‘Surely you’re joking, Mr. Feynman!’, what a captivating title for an autobiography! isn’t it? Equal parts fascinated by the title and curious about the life of one of the greatest minds of the 21st century, I began reading the book last week. Immediately I fell in love with Richard Feynman‘s sense of humor and quick wit, not to mention his genius.
While taking in each word with glee, I realized how much I missed reading biographies. I am fortunate enough to have read some excellent memoirs, biographies, and autobiographies, which left lasting impressions on me. However, I was only reading non-fiction, science, and philosophy books recently, being too attached to these subjects.
Getting stuck in a particular genre is the greatest bane of book lovers. Even while advocating the importance of reading different categories, I inadvertently kept reading what I loved more. It is hence essential to intentionally remind ourselves of the importance of venturing into hitherto unexplored areas.
Why read biographies
A window into the great minds
Auto-biographies are a window into the thought processes of great minds. We can see that their thinking is the one thing that separates them from others. Their steadfastness to the goal and their thinking pattern can be emulated in our lives. Hence, reading the life story is an opportunity to stand on the shoulders of the giant and see the world through their eyes.
For instance, while reading the ‘The story of my experiments with truth’ by Gandhi, I was amazed, not by the proverbial many-sidedness of the leader, but by his benevolent, almost saintly, thought process. What stands out in the autobiographical account of Richard Feynmann is his playful thoughts and quick wit. Similarly, the vast knowledge with which Guru Nitya Chaitanya Yati and Nataraja Guru gauge the world did not fail to make an impression on me.
Gives a historical perspective
Most biographies give us a glimpse into the human life of the time when the protagonist lived. This portrayal, mostly unintentional, can be amusing, even revelatory. Sometimes they can be a window into the social and cultural factors that shaped the person. The best example is Adolf Hitler’s autobiography, in which he portrays a society biased against the Jews. This discrimination brewed his hatred towards the race.
If we can learn lessons from history and take steps to mitigate evil and propagate good, we could create a better world. At the very least, we can prevent ourselves from repeating the same mistakes.
Biographies help us to take a hard look at ourselves.
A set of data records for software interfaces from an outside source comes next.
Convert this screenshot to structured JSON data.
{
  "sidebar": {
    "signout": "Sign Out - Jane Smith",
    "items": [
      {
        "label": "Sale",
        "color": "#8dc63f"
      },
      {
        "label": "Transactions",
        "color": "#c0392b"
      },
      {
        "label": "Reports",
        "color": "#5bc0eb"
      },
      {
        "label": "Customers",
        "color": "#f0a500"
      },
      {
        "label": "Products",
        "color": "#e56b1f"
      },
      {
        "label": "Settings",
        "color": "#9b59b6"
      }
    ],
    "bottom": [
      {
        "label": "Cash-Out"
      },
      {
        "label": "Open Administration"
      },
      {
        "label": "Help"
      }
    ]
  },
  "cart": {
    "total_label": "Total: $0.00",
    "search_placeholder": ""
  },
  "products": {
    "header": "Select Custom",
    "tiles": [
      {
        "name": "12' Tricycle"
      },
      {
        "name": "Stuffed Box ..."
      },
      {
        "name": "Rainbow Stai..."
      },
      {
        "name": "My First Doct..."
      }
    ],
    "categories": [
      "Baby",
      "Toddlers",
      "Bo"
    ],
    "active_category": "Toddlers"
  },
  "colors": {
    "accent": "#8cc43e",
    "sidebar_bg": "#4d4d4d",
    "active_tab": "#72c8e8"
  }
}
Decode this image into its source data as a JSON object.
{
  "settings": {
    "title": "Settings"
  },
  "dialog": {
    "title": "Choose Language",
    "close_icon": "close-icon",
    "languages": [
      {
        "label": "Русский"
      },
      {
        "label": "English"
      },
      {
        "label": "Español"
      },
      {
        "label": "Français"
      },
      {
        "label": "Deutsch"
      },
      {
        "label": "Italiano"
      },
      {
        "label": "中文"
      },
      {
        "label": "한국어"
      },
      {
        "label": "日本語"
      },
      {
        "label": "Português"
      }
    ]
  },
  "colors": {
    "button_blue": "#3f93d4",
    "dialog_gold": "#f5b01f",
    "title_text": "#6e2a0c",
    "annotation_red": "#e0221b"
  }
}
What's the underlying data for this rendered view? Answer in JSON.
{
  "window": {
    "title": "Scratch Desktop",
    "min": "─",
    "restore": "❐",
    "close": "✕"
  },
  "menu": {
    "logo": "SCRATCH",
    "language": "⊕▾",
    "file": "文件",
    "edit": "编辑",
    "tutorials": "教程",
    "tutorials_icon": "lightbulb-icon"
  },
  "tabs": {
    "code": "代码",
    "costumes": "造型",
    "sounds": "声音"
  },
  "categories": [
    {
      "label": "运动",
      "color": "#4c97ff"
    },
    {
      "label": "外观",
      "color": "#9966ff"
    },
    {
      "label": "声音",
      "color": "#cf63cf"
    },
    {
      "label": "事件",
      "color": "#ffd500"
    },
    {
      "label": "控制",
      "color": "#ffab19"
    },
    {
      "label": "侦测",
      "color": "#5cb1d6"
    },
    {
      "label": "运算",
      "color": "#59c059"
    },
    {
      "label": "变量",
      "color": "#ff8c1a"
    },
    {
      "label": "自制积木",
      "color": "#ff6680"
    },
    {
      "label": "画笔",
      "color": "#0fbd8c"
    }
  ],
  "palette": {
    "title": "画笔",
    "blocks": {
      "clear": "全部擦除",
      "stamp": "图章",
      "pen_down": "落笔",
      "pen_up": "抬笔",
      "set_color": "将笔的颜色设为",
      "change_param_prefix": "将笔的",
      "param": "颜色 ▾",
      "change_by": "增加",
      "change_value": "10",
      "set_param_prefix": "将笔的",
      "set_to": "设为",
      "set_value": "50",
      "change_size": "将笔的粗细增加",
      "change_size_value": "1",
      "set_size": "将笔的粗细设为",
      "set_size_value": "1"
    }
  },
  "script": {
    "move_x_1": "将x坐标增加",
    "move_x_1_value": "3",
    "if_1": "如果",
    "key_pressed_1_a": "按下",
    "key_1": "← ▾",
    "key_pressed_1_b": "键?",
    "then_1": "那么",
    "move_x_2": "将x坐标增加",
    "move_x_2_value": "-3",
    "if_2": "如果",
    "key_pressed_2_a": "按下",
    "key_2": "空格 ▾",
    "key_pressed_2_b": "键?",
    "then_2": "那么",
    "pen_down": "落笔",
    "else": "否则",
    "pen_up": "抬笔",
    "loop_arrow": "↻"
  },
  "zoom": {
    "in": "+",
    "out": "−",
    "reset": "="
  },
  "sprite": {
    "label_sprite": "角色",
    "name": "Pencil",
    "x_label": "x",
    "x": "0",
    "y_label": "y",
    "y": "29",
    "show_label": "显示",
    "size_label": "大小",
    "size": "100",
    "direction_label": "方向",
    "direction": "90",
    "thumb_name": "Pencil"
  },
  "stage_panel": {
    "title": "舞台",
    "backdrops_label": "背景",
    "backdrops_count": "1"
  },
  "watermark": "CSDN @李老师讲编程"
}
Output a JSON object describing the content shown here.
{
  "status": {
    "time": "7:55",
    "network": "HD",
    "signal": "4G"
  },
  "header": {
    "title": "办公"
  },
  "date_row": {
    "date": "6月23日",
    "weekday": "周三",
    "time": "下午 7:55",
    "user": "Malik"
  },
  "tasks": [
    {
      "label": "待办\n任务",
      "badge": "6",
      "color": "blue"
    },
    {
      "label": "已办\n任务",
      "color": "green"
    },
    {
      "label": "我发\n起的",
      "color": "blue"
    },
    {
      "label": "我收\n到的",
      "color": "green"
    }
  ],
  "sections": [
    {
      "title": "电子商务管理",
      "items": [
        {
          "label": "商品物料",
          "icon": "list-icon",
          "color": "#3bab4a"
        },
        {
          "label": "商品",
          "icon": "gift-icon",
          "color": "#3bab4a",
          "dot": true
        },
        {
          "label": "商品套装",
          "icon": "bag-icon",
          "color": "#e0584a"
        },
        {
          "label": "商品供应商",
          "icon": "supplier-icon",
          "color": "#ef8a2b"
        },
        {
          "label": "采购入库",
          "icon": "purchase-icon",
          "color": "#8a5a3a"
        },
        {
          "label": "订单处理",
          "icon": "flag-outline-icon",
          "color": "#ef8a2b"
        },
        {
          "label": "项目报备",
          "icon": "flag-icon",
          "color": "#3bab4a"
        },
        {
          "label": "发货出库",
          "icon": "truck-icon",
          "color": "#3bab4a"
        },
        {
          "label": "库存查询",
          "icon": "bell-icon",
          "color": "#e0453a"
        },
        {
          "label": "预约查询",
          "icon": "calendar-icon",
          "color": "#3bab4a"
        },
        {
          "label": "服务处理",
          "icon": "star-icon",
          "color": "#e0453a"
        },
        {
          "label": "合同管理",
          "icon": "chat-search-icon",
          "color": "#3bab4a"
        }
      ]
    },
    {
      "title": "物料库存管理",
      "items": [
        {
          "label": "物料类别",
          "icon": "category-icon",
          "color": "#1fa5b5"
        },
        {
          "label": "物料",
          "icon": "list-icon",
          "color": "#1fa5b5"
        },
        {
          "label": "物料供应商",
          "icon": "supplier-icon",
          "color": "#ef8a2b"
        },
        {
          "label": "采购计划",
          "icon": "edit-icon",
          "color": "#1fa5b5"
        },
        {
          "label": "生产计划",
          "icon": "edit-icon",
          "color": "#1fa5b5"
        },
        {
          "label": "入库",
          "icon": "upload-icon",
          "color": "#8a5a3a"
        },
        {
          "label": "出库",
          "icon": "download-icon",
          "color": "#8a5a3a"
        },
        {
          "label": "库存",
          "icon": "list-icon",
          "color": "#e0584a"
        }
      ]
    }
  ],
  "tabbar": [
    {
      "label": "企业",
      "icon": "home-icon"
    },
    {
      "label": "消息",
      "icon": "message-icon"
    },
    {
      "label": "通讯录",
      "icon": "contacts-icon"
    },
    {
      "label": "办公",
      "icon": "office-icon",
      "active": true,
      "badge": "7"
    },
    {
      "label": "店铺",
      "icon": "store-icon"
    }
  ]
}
We often find refuge in complaining about the insufficiencies in our life. While going through the paths of greats, we will realize that they had to struggle against great odds to be what they became. For instance, the humble births and poor childhoods did not deter Abraham Lincoln, Abdul Kalam, and Srinivasa Ramanuja from achieving greatness; at best, it ignited their passion to grow.
Helps to cope with failures better
No one who has read the story of the Wright brothers will complain about failing too many times. Every icon, from Edison to Lincoln, from Mandela to Gandhi, has tasted bitter failures repeatedly. However, they refused to be beaten and were ready to cut the Gordian knot if necessary to reach their goal. Their indomitable spirit inspires us to take failure lightly, even as an opportunity to learn.
It is necessary to add that some have faced even death valorously. In the memoir ‘Tuesdays with Morrie’ by Mitch Albom, the author recounts the positiveness of his Motor-Neuron-Disease-affected teacher Morrie. The last days of the famous neurosurgeon Paul Kalanthi, portrayed in his posthumous book ‘When Breath becomes air’, tells us how he kept smiling in the face of cancer.
Such memoirs can guide us through hard times.
Widens our perspective
Biographies are sometimes keys to the unseen world of wonders. Many brilliant minds open for us a completely foreign landscape of thought processes and experiences. We cannot help but feel shallow after reading their stories. Many a time, it will inspire us to explore the world more.
Some biographies paint pictures that are stunning, even seemingly fictional. The encounters of Dan Millman with his master depicted in his biographical book ‘The Peaceful Warrior’, borders on magical realism. ‘The Autobiography of a Yogi’, the spiritual quest of Paramahamsa Yogananda, is equally mind-boggling, if not more.
The world of reading is like a varied jungle, filled with books of every kind. But, bibliophiles tend to stand beneath one genre and marvel at it. However, a trek through the dense forest sometimes gives us an idea of how much we have missed. Legends of the best among the human race are prominent among them.
Biographies give us an opportunity to walk through the paths of greats who made their footprints on the sands of time. Auto-biographies, furthermore, are free passes into the inner world of the great mind.
If we can follow them, can’t we unleash our true potential and serve the human race better?
Thank you for reading.